  11. Edmondson, A. (1999). Psychological safety and learning behavior in work teams. Administrative Science Quarterly, 44, 350–383.CrossRefGoogle Scholar
  12. Goldie, P. (2002). The emotions: A philosophical exploration. Oxford: Oxford University Press.CrossRefGoogle Scholar
  13. Hatfield, E., Cacioppo, J. T., & Rapson, R. L. (1994). Emotional contagion: Studies in emotion and social interaction. Cambridge: Cambridge University Press.Google Scholar
  14. Laschinger, H. K. S., & Finegan, J. E. (2005). Using empowerment to build trust and respect in the workplace: A strategy for addressing the nursing shortage. Nursing Economics, 23, 6–13.PubMedGoogle Scholar
  15. Leiter, M. P. (2011, November). Distinct implications of career evaluations across generations: Implications of workplace civility. Presentation at the Conference: Age Cohorts in the Workforce. Trento, Italy.Google Scholar
  16. Leiter, M. P., & Maslach, C. (2004). Areas of worklife: A structured approach to organizational predictors of job burnout. In P. Perrewé & D. C. Ganster (Eds.), Research in occupational stress and well-being. Emotional and physiological processes and positive intervention strategies (Vol. 3, pp. 91–134). Oxford: JAI Press/Elsevier.Google Scholar
  17. Logel, C., Walton, G. M., Spencer, S. J., Iserman, E. C., von Hippel, W., & Bell, A. (2009). Interacting with sexist men triggers social identity threat among female engineers.

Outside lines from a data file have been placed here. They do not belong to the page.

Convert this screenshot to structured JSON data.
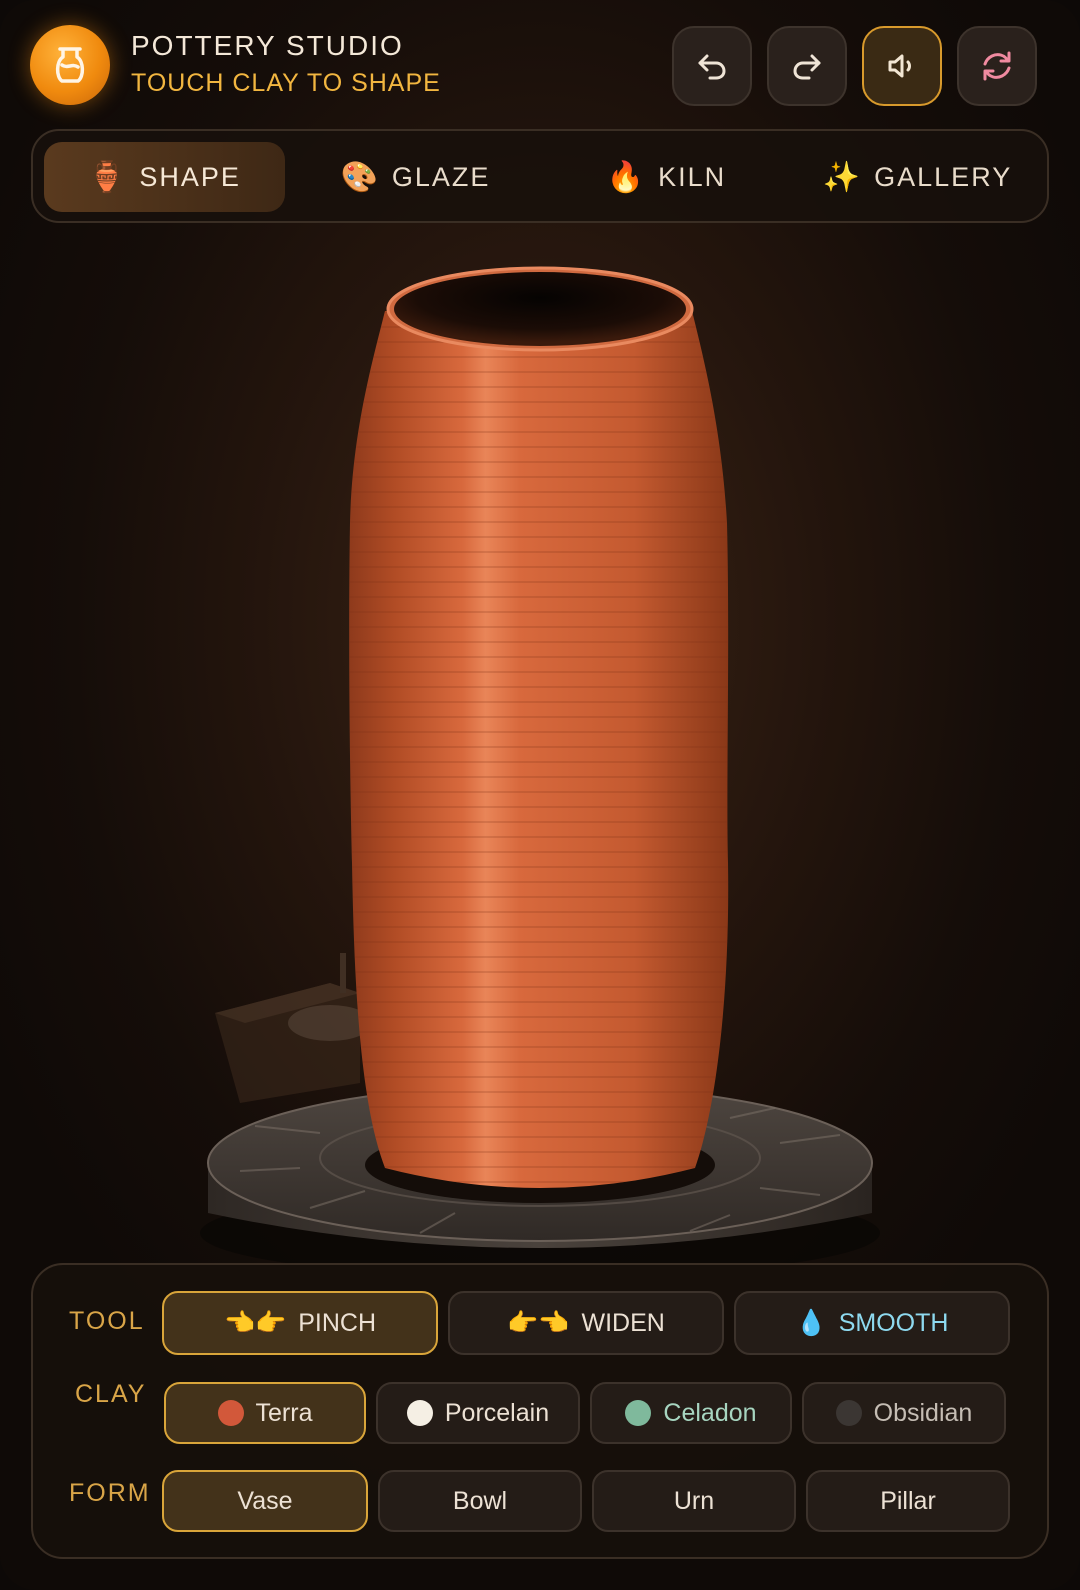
{
  "header": {
    "title": "POTTERY STUDIO",
    "subtitle": "TOUCH CLAY TO SHAPE",
    "buttons": [
      {
        "name": "undo",
        "icon": "undo-icon"
      },
      {
        "name": "redo",
        "icon": "redo-icon"
      },
      {
        "name": "sound",
        "icon": "speaker-icon",
        "active": true
      },
      {
        "name": "reset",
        "icon": "refresh-icon"
      }
    ]
  },
  "tabs": [
    {
      "emoji": "🏺",
      "label": "SHAPE",
      "active": true
    },
    {
      "emoji": "🎨",
      "label": "GLAZE"
    },
    {
      "emoji": "🔥",
      "label": "KILN"
    },
    {
      "emoji": "✨",
      "label": "GALLERY"
    }
  ],
  "controls": {
    "tool": {
      "label": "TOOL",
      "options": [
        {
          "emoji": "👈👉",
          "label": "PINCH",
          "active": true
        },
        {
          "emoji": "👉👈",
          "label": "WIDEN"
        },
        {
          "emoji": "💧",
          "label": "SMOOTH"
        }
      ]
    },
    "clay": {
      "label": "CLAY",
      "options": [
        {
          "label": "Terra",
          "color": "#d2583a",
          "active": true
        },
        {
          "label": "Porcelain",
          "color": "#f5efe4"
        },
        {
          "label": "Celadon",
          "color": "#7fb99c"
        },
        {
          "label": "Obsidian",
          "color": "#3b3633"
        }
      ]
    },
    "form": {
      "label": "FORM",
      "options": [
        {
          "label": "Vase",
          "active": true
        },
        {
          "label": "Bowl"
        },
        {
          "label": "Urn"
        },
        {
          "label": "Pillar"
        }
      ]
    }
  },
  "colors": {
    "accent": "#f29a1a",
    "clay": "#c8603a"
  }
}
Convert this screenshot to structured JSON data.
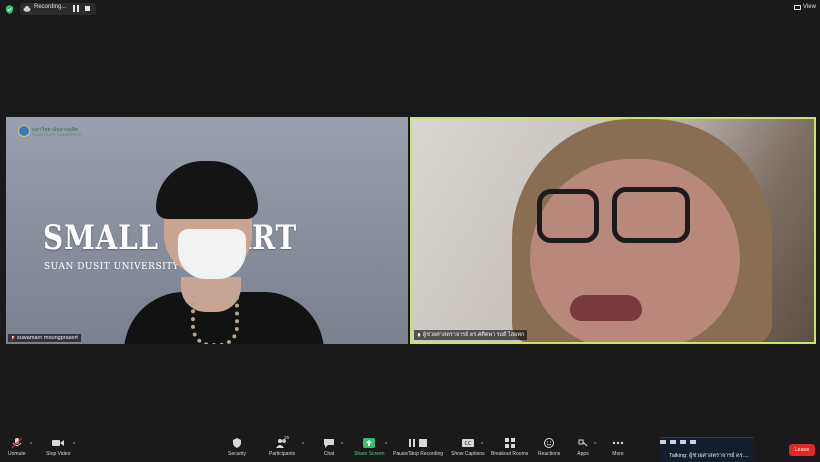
{
  "top_bar": {
    "recording_label": "Recording...",
    "view_label": "View"
  },
  "tiles": {
    "left": {
      "participant_name": "suwamarn moungprasert",
      "slide": {
        "org_name": "มหาวิทยาลัยสวนดุสิต",
        "org_name_en": "SUAN DUSIT UNIVERSITY",
        "title": "SMALL BU      ART",
        "subtitle": "SUAN DUSIT UNIVERSITY (SDU)"
      }
    },
    "right": {
      "participant_name": "ผู้ช่วยศาสตราจารย์ ดร.ศศิตพา รอดี ไสผทก",
      "active_speaker_color": "#c8e46a"
    }
  },
  "toolbar": {
    "unmute": "Unmute",
    "stop_video": "Stop Video",
    "security": "Security",
    "participants": "Participants",
    "participants_count": "25",
    "chat": "Chat",
    "share_screen": "Share Screen",
    "pause_stop_recording": "Pause/Stop Recording",
    "show_captions": "Show Captions",
    "breakout_rooms": "Breakout Rooms",
    "reactions": "Reactions",
    "apps": "Apps",
    "more": "More",
    "leave": "Leave"
  },
  "talking": {
    "text": "Talking: ผู้ช่วยศาสตราจารย์ ดร...."
  },
  "colors": {
    "background": "#1a1a1a",
    "share_green": "#2fc36e",
    "leave_red": "#e02828"
  }
}
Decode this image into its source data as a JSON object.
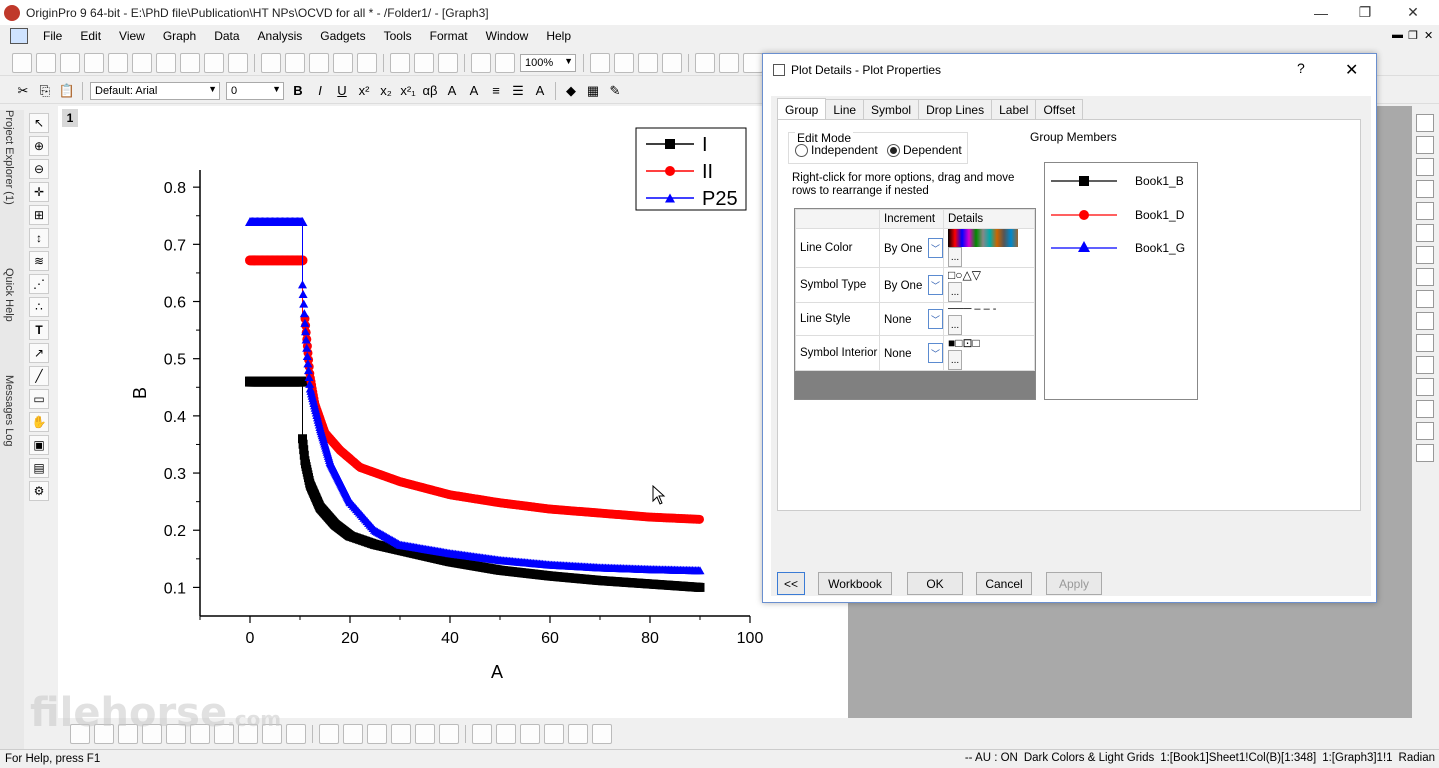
{
  "window": {
    "title": "OriginPro 9 64-bit - E:\\PhD file\\Publication\\HT NPs\\OCVD for all * - /Folder1/ - [Graph3]",
    "min": "—",
    "max": "❐",
    "close": "✕"
  },
  "menu": [
    "File",
    "Edit",
    "View",
    "Graph",
    "Data",
    "Analysis",
    "Gadgets",
    "Tools",
    "Format",
    "Window",
    "Help"
  ],
  "toolbar": {
    "zoom": "100%",
    "font": "Default: Arial",
    "font_size": "0"
  },
  "format_buttons": [
    "B",
    "I",
    "U",
    "x²",
    "x₂",
    "x²₁",
    "αβ",
    "A",
    "A"
  ],
  "side_tabs": [
    "Project Explorer (1)",
    "Quick Help",
    "Messages Log"
  ],
  "layer_label": "1",
  "chart_data": {
    "type": "scatter",
    "xlabel": "A",
    "ylabel": "B",
    "xlim": [
      -10,
      100
    ],
    "ylim": [
      0.05,
      0.83
    ],
    "xticks": [
      "0",
      "20",
      "40",
      "60",
      "80",
      "100"
    ],
    "yticks": [
      "0.1",
      "0.2",
      "0.3",
      "0.4",
      "0.5",
      "0.6",
      "0.7",
      "0.8"
    ],
    "legend_position": "top-right",
    "series": [
      {
        "name": "I",
        "color": "#000000",
        "marker": "square",
        "flat_y": 0.46,
        "x_drop": 10.5,
        "points": [
          [
            10.5,
            0.36
          ],
          [
            11,
            0.32
          ],
          [
            12,
            0.28
          ],
          [
            14,
            0.24
          ],
          [
            17,
            0.21
          ],
          [
            20,
            0.19
          ],
          [
            25,
            0.175
          ],
          [
            30,
            0.165
          ],
          [
            40,
            0.145
          ],
          [
            50,
            0.13
          ],
          [
            60,
            0.12
          ],
          [
            70,
            0.112
          ],
          [
            80,
            0.106
          ],
          [
            90,
            0.1
          ]
        ]
      },
      {
        "name": "II",
        "color": "#ff0000",
        "marker": "circle",
        "flat_y": 0.672,
        "x_drop": 10.5,
        "points": [
          [
            11,
            0.57
          ],
          [
            11.5,
            0.52
          ],
          [
            12,
            0.47
          ],
          [
            13,
            0.42
          ],
          [
            15,
            0.37
          ],
          [
            18,
            0.34
          ],
          [
            22,
            0.31
          ],
          [
            30,
            0.285
          ],
          [
            40,
            0.262
          ],
          [
            50,
            0.248
          ],
          [
            60,
            0.237
          ],
          [
            70,
            0.23
          ],
          [
            80,
            0.223
          ],
          [
            90,
            0.219
          ]
        ]
      },
      {
        "name": "P25",
        "color": "#0000ff",
        "marker": "triangle",
        "flat_y": 0.74,
        "x_drop": 10.5,
        "points": [
          [
            10.5,
            0.63
          ],
          [
            11,
            0.56
          ],
          [
            11.5,
            0.5
          ],
          [
            12,
            0.45
          ],
          [
            14,
            0.38
          ],
          [
            16,
            0.32
          ],
          [
            20,
            0.25
          ],
          [
            25,
            0.2
          ],
          [
            30,
            0.175
          ],
          [
            40,
            0.16
          ],
          [
            50,
            0.148
          ],
          [
            60,
            0.14
          ],
          [
            70,
            0.135
          ],
          [
            80,
            0.132
          ],
          [
            90,
            0.13
          ]
        ]
      }
    ]
  },
  "dialog": {
    "title": "Plot Details - Plot Properties",
    "help": "?",
    "close": "✕",
    "tabs": [
      "Group",
      "Line",
      "Symbol",
      "Drop Lines",
      "Label",
      "Offset"
    ],
    "edit_mode": {
      "legend": "Edit Mode",
      "independent": "Independent",
      "dependent": "Dependent",
      "selected": "dependent"
    },
    "hint": "Right-click for more options, drag and move rows to  rearrange if nested",
    "group_members_label": "Group Members",
    "grid_headers": [
      "",
      "Increment",
      "Details"
    ],
    "grid_rows": [
      {
        "label": "Line Color",
        "increment": "By One"
      },
      {
        "label": "Symbol Type",
        "increment": "By One"
      },
      {
        "label": "Line Style",
        "increment": "None"
      },
      {
        "label": "Symbol Interior",
        "increment": "None"
      }
    ],
    "members": [
      {
        "name": "Book1_B",
        "color": "#000000"
      },
      {
        "name": "Book1_D",
        "color": "#ff0000"
      },
      {
        "name": "Book1_G",
        "color": "#0000ff"
      }
    ],
    "buttons": {
      "collapse": "<<",
      "workbook": "Workbook",
      "ok": "OK",
      "cancel": "Cancel",
      "apply": "Apply"
    }
  },
  "status": {
    "help": "For Help, press F1",
    "au": "-- AU : ON",
    "theme": "Dark Colors & Light Grids",
    "cell": "1:[Book1]Sheet1!Col(B)[1:348]",
    "graph": "1:[Graph3]1!1",
    "angle": "Radian"
  },
  "watermark": {
    "text": "filehorse",
    "suffix": ".com"
  }
}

Journal of Personality and Social Psychology, 96, 1089–1103.PubMedCrossRefGoogle Scholar
  18. Maslach, C., Jackson, S. E., & Leiter, M. P. (1996). Maslach burnout inventory manual (3rd ed.). Palo Alto: Consulting Psychologists Press.Google Scholar
  19. Maslach, C., & Leiter, M. P. (1997). The truth about burnout. San Francisco: Jossey Bass.Google Scholar
  20. Murakami, H. (1998). The wind-up bird chronicle. New York: Vintage.Google Scholar
  21. Pearson, C., Andersson, L., & Porath, C. (2005). Workplace incivility. In S. Fox & P. E. Spector (Eds.), Counterproductive work behavior: Investigations of actors and targets. Washington: American Psychological Association.Google Scholar
  22. Singer, T. (2006). The neuronal basis and ontogeny of empathy and mind reading: Review of literature and implications for future research. Neuroscience and Biobehavioral Reviews, 30, 855–863.PubMedCrossRefGoogle Scholar
  23. Singer, T., & Lamm, C. (2009). The social neuroscience of empathy. Annals of the New York Academy of Science, 1156, 81–89.CrossRefGoogle Scholar
  24. Taffler, R. J., & Tuckett, D. A. (2010). Emotional finance: The role of the unconscious in financial decisions. In H. K. Baker & J. R. Nofsinger (Eds.), Behavioral finance: Investors, corporations, and markets (pp. 95–114). New York: Wiley.Google Scholar
  25. Tajfel, H. (1974). Social identity and intergroup behavior. Social Science Information/sur les sciences sociales, 13, 65–93.CrossRefGoogle Scholar

Copyright information

© The Author(s) 2013

Authors and Affiliations

  1. 1.Centre for Organizational Research and DevelopmentAcadia UniversityWolfvilleCanada

Personalised recommendations